(Records from a collection)
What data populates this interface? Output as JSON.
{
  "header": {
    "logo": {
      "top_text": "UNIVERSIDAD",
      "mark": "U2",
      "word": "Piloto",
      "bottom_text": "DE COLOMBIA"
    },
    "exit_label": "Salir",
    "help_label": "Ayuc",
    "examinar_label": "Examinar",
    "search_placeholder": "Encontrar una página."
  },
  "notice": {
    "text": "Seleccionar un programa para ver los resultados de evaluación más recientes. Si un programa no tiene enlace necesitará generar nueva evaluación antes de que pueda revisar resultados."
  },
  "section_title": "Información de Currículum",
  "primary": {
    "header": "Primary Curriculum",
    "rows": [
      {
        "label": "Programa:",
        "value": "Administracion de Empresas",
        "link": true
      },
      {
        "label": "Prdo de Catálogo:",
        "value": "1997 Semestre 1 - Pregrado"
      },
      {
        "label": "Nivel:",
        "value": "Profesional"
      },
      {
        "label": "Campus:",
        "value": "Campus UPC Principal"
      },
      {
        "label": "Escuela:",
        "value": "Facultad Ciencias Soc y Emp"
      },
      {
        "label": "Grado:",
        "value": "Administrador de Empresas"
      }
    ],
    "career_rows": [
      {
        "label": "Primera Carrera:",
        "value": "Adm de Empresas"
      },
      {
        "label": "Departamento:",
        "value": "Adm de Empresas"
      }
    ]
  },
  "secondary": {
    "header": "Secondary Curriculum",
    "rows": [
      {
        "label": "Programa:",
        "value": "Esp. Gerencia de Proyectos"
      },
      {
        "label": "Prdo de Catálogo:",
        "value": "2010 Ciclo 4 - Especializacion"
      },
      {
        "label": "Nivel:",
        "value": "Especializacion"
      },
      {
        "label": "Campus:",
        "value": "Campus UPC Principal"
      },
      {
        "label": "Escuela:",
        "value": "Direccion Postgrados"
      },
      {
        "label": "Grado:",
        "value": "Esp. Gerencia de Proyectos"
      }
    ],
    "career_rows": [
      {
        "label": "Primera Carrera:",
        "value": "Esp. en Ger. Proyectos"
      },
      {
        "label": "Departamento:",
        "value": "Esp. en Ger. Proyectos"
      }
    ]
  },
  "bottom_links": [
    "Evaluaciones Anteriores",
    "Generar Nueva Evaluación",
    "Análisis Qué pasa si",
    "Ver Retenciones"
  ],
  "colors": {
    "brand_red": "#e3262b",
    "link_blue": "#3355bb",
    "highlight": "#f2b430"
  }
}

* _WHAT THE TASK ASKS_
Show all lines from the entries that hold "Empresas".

* _WRITTEN REPLY_
        "value": "Administracion de Empresas",
        "value": "Administrador de Empresas"
        "value": "Adm de Empresas"
        "value": "Adm de Empresas"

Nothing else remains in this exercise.